 The Mood and the Entire Character of the Lenten season

Apart from the spiritual exercises, the church through various means tries to communicate to her children the preparatory and penitential mood of the Lenten season. She achieves this through the following means:

  • First, by the use of purple vestments indicates the time of penance. Sometimes the Lenten vestments use a red hued purple (violent) that anticipates the red vestments of Palm Sunday and Good Friday. The crucifix, statues and other sacred images are covered with these purple clothes during the Passiontide.
  • Second, that same character should be reflected in all aspects of “decoration” throughout the season. The season is marked by a stark character; flowers are expressly forbidden in the altar area.
  • Third, to maintain an atmosphere of reflection and deep meditation, pianos and other musical instruments are not used. Alleluia during Gospel Acclamation and other songs are excluded. The Glory to God (and in the Office, the Te Deum) is omitted except on important feasts.
  • Fourth, the focus is always on the prayers and readings of the season. The calendar is kept deliberately clear of any but the most important celebrations of the saints; during Holy Week, even a major feast will be transferred until after Easter.
  • Fifth, personal reconciliation with God and one’s neighbour is recommended. The Church at this season calls her children to reconcile with God through the sacrament of Penance. Lent reminds us of the long tradition of Confession and of receiving Holy Communion at least once during the period of Lent and Eastertide.
  • Sixth, popular devotions such as the Way of the Cross and devotions to Mary, Mother of Sorrows, are encouraged.

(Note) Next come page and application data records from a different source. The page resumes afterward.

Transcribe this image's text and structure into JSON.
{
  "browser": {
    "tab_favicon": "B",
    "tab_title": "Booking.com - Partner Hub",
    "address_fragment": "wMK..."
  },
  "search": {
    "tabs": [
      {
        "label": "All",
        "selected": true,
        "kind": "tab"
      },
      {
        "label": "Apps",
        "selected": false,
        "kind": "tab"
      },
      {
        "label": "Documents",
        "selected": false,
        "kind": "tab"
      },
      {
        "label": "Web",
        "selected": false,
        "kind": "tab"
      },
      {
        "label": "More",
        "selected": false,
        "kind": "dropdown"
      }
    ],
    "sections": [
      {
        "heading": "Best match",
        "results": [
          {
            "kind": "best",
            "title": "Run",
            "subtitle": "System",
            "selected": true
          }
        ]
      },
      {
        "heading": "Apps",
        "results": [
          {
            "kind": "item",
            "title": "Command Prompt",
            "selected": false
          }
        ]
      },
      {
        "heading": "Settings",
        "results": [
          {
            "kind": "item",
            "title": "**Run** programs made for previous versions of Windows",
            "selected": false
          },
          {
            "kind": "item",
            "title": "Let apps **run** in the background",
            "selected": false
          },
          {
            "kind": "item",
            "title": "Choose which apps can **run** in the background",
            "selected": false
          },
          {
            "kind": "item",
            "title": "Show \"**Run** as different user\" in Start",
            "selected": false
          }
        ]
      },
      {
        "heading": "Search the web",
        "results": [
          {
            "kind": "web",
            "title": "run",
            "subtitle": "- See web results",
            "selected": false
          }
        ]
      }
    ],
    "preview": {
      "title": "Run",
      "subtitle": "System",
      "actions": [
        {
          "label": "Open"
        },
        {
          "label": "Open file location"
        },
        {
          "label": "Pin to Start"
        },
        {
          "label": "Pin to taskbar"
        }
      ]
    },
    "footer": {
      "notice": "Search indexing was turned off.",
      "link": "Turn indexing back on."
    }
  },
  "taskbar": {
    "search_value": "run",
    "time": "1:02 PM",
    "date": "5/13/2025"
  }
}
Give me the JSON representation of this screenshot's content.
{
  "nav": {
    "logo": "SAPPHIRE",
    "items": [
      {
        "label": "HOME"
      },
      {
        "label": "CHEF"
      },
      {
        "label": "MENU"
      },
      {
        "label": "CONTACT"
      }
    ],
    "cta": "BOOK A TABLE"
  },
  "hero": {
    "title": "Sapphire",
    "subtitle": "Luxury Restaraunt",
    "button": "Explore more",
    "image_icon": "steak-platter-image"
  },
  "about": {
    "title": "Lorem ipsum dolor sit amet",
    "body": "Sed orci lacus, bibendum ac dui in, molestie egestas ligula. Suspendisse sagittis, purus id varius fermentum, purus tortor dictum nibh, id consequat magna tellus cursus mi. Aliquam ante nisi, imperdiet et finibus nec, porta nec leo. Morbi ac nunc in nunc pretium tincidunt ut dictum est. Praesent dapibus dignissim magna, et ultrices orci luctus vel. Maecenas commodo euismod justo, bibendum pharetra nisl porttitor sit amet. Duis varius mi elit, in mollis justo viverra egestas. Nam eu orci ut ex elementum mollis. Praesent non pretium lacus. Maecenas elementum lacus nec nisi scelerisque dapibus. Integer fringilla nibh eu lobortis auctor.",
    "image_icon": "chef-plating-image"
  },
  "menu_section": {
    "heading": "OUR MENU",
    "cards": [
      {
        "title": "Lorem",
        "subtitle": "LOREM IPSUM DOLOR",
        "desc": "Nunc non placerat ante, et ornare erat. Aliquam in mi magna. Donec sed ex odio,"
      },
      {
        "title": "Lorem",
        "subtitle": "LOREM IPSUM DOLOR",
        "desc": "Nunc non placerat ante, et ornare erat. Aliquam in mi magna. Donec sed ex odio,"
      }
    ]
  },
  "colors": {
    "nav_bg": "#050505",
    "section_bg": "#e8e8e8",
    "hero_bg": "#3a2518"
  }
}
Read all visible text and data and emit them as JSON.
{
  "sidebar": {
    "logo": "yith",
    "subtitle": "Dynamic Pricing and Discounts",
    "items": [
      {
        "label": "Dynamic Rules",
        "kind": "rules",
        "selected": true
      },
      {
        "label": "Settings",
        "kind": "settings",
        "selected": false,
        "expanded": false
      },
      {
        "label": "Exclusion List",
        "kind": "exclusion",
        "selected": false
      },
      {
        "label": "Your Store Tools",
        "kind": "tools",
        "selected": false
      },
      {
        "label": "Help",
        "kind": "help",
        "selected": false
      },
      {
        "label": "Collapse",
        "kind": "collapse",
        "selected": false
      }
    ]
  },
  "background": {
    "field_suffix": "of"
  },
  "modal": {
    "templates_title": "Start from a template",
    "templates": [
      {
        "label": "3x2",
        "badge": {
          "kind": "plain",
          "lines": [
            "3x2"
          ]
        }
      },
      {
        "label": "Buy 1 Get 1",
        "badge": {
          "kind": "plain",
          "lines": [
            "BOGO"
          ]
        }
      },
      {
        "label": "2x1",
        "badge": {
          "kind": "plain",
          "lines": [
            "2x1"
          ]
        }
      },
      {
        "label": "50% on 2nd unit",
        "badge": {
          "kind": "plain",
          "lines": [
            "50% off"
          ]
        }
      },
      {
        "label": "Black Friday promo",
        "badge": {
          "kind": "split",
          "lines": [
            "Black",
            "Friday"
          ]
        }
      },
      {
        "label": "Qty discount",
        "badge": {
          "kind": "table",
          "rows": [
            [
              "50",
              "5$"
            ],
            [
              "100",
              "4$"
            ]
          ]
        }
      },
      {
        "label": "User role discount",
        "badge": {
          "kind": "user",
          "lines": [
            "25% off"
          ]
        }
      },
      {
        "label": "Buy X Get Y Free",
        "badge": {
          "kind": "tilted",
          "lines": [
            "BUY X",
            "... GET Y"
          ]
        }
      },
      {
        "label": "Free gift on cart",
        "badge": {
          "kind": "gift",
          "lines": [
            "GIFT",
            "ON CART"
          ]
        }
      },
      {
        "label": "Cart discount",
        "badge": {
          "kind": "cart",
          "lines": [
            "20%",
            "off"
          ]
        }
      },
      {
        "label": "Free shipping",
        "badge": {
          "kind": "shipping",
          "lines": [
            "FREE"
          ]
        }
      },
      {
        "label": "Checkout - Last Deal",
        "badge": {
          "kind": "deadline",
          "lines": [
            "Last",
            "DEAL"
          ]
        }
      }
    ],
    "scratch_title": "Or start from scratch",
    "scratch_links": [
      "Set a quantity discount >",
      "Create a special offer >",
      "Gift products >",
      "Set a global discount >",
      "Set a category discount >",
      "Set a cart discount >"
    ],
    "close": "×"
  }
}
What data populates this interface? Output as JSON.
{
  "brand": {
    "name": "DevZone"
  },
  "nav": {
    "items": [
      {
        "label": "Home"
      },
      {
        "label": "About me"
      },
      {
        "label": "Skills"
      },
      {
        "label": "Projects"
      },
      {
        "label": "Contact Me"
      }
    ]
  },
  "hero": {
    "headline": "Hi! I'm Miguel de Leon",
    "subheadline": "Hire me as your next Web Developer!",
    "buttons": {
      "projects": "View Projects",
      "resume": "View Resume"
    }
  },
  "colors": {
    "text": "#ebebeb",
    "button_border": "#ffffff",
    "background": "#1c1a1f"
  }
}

Those who participated actively merit a plenary indulgence.

Lent as an attractive season.

These are some of the various aspects of the Lenten season that makes it very interesting to me.  The entire mood and character of the Lenten season makes it very attractive to me. Being a poor sinner, Lent offers me an opportunity for a retreat – a total flash back. These events: the solemn procession of triumphal entry, the long passion narratives, the practical washing of feet on the Holy Thursday, the moment of keeping at least an hour watch with the Lord in prayer, the great silence after the service of the Lord’s passion, the veneration of the Cross on Good Friday and the resounding bells that rings to acclaim the Lord’s resurrection on the eve of Easter Sunday; for an attentive person are quite very attractive and create a big picture of a Church who remains faithful to the apostolic teachings deeply rooted in the scriptures.  At Lent, the Church tries to bring back the culture of silence, asceticism and contemplation which is gradually dying off among Christians.


Without Good Friday, there will be no Easter Sunday. Without the cross, there will be no crown.  Lent is therefore a time to prepare for Easter; it is a necessary prelude. The sacrifi­cial practices of Lent prepare and purify us in body, mind, and spirit for the passion of our Lord and Savior, Jesus Christ. It is a time when one must flee from himself to seek for what endures - a time to put aside the old for a new; the profane for the sacred, evil for good. There must be a time for an immortal exchange – an exchange which will see one to a happy end.


1.                  Butler, Ablan. “The Moveable Feasts, Fasts, and Other Annual Observances of the Catholic Church. New York: John Dolye, 1836.

2.                  Catechism of the Catholic Church (CCC)

3.                  New Jerusalem Bible (Study Edition).

4.                  Pope Francis. “Massage Of His Holiness Pope Francis for Lent 2018”.  (Vatican website).

5.                  Russo, Nicholas. “The Early History of Lent”. Indiana: Baylor University Press, 2013.

6.                  Stephen, Jonah. “Beyond Word: A Journey Into Biblical and Liturgical Symbolism”. Kaduna: Virtual Insignia Press, 2015.

7.                  Verheven, Theodore. “The Deviation and Restoration of the Human Race”. USA: JJ Rodgers, 2006.



No comments

Powered by Blogger.